## Exercise:
Nothing but an exact copy of the data should be given.

## Collection entries:
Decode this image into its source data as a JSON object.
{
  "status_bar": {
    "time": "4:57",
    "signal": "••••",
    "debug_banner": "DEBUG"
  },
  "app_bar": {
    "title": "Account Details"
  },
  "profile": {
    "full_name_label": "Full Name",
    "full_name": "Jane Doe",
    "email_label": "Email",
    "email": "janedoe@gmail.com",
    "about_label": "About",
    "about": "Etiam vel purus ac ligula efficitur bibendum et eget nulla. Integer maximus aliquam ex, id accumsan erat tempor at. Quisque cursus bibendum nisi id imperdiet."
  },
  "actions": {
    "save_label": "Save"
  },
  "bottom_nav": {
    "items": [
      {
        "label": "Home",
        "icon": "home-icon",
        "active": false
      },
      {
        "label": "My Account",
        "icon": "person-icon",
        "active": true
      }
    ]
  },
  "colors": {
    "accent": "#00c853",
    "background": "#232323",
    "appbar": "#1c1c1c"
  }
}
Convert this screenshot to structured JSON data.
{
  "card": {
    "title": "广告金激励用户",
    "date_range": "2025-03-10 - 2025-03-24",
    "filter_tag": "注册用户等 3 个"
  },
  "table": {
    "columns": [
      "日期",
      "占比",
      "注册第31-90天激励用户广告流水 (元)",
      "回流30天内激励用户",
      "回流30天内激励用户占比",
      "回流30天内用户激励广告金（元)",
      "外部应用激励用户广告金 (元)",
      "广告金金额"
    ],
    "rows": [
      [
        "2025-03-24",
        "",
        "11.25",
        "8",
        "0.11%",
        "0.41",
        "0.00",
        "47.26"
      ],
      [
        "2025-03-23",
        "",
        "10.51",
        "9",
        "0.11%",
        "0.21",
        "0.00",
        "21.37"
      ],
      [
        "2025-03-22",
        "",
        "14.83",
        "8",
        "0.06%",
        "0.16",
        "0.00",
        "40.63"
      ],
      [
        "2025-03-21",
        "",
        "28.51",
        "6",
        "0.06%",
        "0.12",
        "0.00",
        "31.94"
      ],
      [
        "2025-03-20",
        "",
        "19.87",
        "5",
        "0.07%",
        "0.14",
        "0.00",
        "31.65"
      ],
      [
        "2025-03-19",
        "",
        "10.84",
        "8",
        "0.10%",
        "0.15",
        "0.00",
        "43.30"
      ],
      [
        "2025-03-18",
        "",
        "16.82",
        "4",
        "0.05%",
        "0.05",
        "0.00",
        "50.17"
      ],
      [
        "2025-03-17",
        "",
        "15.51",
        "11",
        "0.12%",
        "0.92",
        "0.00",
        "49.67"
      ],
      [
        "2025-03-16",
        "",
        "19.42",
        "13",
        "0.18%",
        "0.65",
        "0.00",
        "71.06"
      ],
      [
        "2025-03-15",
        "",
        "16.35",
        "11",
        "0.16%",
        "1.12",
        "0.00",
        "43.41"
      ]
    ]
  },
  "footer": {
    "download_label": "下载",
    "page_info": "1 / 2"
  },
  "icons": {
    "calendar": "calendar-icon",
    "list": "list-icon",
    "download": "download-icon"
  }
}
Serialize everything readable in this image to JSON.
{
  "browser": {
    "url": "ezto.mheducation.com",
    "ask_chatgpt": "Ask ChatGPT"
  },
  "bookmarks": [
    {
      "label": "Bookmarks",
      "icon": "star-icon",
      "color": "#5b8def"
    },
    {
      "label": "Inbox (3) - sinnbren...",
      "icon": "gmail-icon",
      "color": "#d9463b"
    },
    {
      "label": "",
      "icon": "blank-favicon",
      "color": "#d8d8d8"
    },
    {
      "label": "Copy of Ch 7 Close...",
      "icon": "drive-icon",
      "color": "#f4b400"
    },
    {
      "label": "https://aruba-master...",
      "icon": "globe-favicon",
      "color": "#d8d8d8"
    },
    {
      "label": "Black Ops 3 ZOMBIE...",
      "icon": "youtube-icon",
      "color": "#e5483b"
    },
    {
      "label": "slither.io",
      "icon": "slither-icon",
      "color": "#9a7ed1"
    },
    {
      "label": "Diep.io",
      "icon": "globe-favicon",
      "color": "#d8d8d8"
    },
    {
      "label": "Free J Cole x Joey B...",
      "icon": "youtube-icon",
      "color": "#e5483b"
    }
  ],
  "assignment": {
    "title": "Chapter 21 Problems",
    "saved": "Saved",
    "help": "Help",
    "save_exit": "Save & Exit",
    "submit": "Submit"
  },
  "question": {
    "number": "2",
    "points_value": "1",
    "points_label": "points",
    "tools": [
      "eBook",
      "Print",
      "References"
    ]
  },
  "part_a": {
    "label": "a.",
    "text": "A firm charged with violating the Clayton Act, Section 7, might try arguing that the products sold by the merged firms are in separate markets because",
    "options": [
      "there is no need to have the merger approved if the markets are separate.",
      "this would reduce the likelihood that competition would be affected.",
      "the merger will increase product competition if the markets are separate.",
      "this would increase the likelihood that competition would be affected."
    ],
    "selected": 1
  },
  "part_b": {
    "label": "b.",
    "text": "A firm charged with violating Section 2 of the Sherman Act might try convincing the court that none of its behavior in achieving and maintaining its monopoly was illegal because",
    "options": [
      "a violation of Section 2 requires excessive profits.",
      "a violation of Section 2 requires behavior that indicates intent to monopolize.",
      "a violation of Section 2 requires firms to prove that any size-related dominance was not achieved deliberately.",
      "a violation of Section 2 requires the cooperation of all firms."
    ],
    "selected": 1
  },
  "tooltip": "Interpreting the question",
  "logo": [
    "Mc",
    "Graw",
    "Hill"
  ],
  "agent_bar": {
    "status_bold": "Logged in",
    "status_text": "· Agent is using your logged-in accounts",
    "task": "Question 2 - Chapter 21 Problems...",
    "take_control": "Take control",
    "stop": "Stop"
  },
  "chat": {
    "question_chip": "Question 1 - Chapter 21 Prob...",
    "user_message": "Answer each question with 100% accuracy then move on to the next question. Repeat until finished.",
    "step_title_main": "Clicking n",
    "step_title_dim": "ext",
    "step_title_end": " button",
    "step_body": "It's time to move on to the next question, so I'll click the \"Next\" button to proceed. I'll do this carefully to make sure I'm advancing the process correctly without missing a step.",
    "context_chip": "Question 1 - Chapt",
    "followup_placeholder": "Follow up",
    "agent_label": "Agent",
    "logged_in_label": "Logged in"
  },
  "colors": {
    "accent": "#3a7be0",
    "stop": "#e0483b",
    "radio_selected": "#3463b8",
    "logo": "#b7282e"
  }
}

## Task solution:
Decode this image into its source data as a JSON object.
{
  "status_bar": {
    "time": "4:57",
    "signal": "••••",
    "debug_banner": "DEBUG"
  },
  "app_bar": {
    "title": "Account Details"
  },
  "profile": {
    "full_name_label": "Full Name",
    "full_name": "Jane Doe",
    "email_label": "Email",
    "email": "janedoe@gmail.com",
    "about_label": "About",
    "about": "Etiam vel purus ac ligula efficitur bibendum et eget nulla. Integer maximus aliquam ex, id accumsan erat tempor at. Quisque cursus bibendum nisi id imperdiet."
  },
  "actions": {
    "save_label": "Save"
  },
  "bottom_nav": {
    "items": [
      {
        "label": "Home",
        "icon": "home-icon",
        "active": false
      },
      {
        "label": "My Account",
        "icon": "person-icon",
        "active": true
      }
    ]
  },
  "colors": {
    "accent": "#00c853",
    "background": "#232323",
    "appbar": "#1c1c1c"
  }
}
Convert this screenshot to structured JSON data.
{
  "card": {
    "title": "广告金激励用户",
    "date_range": "2025-03-10 - 2025-03-24",
    "filter_tag": "注册用户等 3 个"
  },
  "table": {
    "columns": [
      "日期",
      "占比",
      "注册第31-90天激励用户广告流水 (元)",
      "回流30天内激励用户",
      "回流30天内激励用户占比",
      "回流30天内用户激励广告金（元)",
      "外部应用激励用户广告金 (元)",
      "广告金金额"
    ],
    "rows": [
      [
        "2025-03-24",
        "",
        "11.25",
        "8",
        "0.11%",
        "0.41",
        "0.00",
        "47.26"
      ],
      [
        "2025-03-23",
        "",
        "10.51",
        "9",
        "0.11%",
        "0.21",
        "0.00",
        "21.37"
      ],
      [
        "2025-03-22",
        "",
        "14.83",
        "8",
        "0.06%",
        "0.16",
        "0.00",
        "40.63"
      ],
      [
        "2025-03-21",
        "",
        "28.51",
        "6",
        "0.06%",
        "0.12",
        "0.00",
        "31.94"
      ],
      [
        "2025-03-20",
        "",
        "19.87",
        "5",
        "0.07%",
        "0.14",
        "0.00",
        "31.65"
      ],
      [
        "2025-03-19",
        "",
        "10.84",
        "8",
        "0.10%",
        "0.15",
        "0.00",
        "43.30"
      ],
      [
        "2025-03-18",
        "",
        "16.82",
        "4",
        "0.05%",
        "0.05",
        "0.00",
        "50.17"
      ],
      [
        "2025-03-17",
        "",
        "15.51",
        "11",
        "0.12%",
        "0.92",
        "0.00",
        "49.67"
      ],
      [
        "2025-03-16",
        "",
        "19.42",
        "13",
        "0.18%",
        "0.65",
        "0.00",
        "71.06"
      ],
      [
        "2025-03-15",
        "",
        "16.35",
        "11",
        "0.16%",
        "1.12",
        "0.00",
        "43.41"
      ]
    ]
  },
  "footer": {
    "download_label": "下载",
    "page_info": "1 / 2"
  },
  "icons": {
    "calendar": "calendar-icon",
    "list": "list-icon",
    "download": "download-icon"
  }
}
Serialize everything readable in this image to JSON.
{
  "browser": {
    "url": "ezto.mheducation.com",
    "ask_chatgpt": "Ask ChatGPT"
  },
  "bookmarks": [
    {
      "label": "Bookmarks",
      "icon": "star-icon",
      "color": "#5b8def"
    },
    {
      "label": "Inbox (3) - sinnbren...",
      "icon": "gmail-icon",
      "color": "#d9463b"
    },
    {
      "label": "",
      "icon": "blank-favicon",
      "color": "#d8d8d8"
    },
    {
      "label": "Copy of Ch 7 Close...",
      "icon": "drive-icon",
      "color": "#f4b400"
    },
    {
      "label": "https://aruba-master...",
      "icon": "globe-favicon",
      "color": "#d8d8d8"
    },
    {
      "label": "Black Ops 3 ZOMBIE...",
      "icon": "youtube-icon",
      "color": "#e5483b"
    },
    {
      "label": "slither.io",
      "icon": "slither-icon",
      "color": "#9a7ed1"
    },
    {
      "label": "Diep.io",
      "icon": "globe-favicon",
      "color": "#d8d8d8"
    },
    {
      "label": "Free J Cole x Joey B...",
      "icon": "youtube-icon",
      "color": "#e5483b"
    }
  ],
  "assignment": {
    "title": "Chapter 21 Problems",
    "saved": "Saved",
    "help": "Help",
    "save_exit": "Save & Exit",
    "submit": "Submit"
  },
  "question": {
    "number": "2",
    "points_value": "1",
    "points_label": "points",
    "tools": [
      "eBook",
      "Print",
      "References"
    ]
  },
  "part_a": {
    "label": "a.",
    "text": "A firm charged with violating the Clayton Act, Section 7, might try arguing that the products sold by the merged firms are in separate markets because",
    "options": [
      "there is no need to have the merger approved if the markets are separate.",
      "this would reduce the likelihood that competition would be affected.",
      "the merger will increase product competition if the markets are separate.",
      "this would increase the likelihood that competition would be affected."
    ],
    "selected": 1
  },
  "part_b": {
    "label": "b.",
    "text": "A firm charged with violating Section 2 of the Sherman Act might try convincing the court that none of its behavior in achieving and maintaining its monopoly was illegal because",
    "options": [
      "a violation of Section 2 requires excessive profits.",
      "a violation of Section 2 requires behavior that indicates intent to monopolize.",
      "a violation of Section 2 requires firms to prove that any size-related dominance was not achieved deliberately.",
      "a violation of Section 2 requires the cooperation of all firms."
    ],
    "selected": 1
  },
  "tooltip": "Interpreting the question",
  "logo": [
    "Mc",
    "Graw",
    "Hill"
  ],
  "agent_bar": {
    "status_bold": "Logged in",
    "status_text": "· Agent is using your logged-in accounts",
    "task": "Question 2 - Chapter 21 Problems...",
    "take_control": "Take control",
    "stop": "Stop"
  },
  "chat": {
    "question_chip": "Question 1 - Chapter 21 Prob...",
    "user_message": "Answer each question with 100% accuracy then move on to the next question. Repeat until finished.",
    "step_title_main": "Clicking n",
    "step_title_dim": "ext",
    "step_title_end": " button",
    "step_body": "It's time to move on to the next question, so I'll click the \"Next\" button to proceed. I'll do this carefully to make sure I'm advancing the process correctly without missing a step.",
    "context_chip": "Question 1 - Chapt",
    "followup_placeholder": "Follow up",
    "agent_label": "Agent",
    "logged_in_label": "Logged in"
  },
  "colors": {
    "accent": "#3a7be0",
    "stop": "#e0483b",
    "radio_selected": "#3463b8",
    "logo": "#b7282e"
  }
}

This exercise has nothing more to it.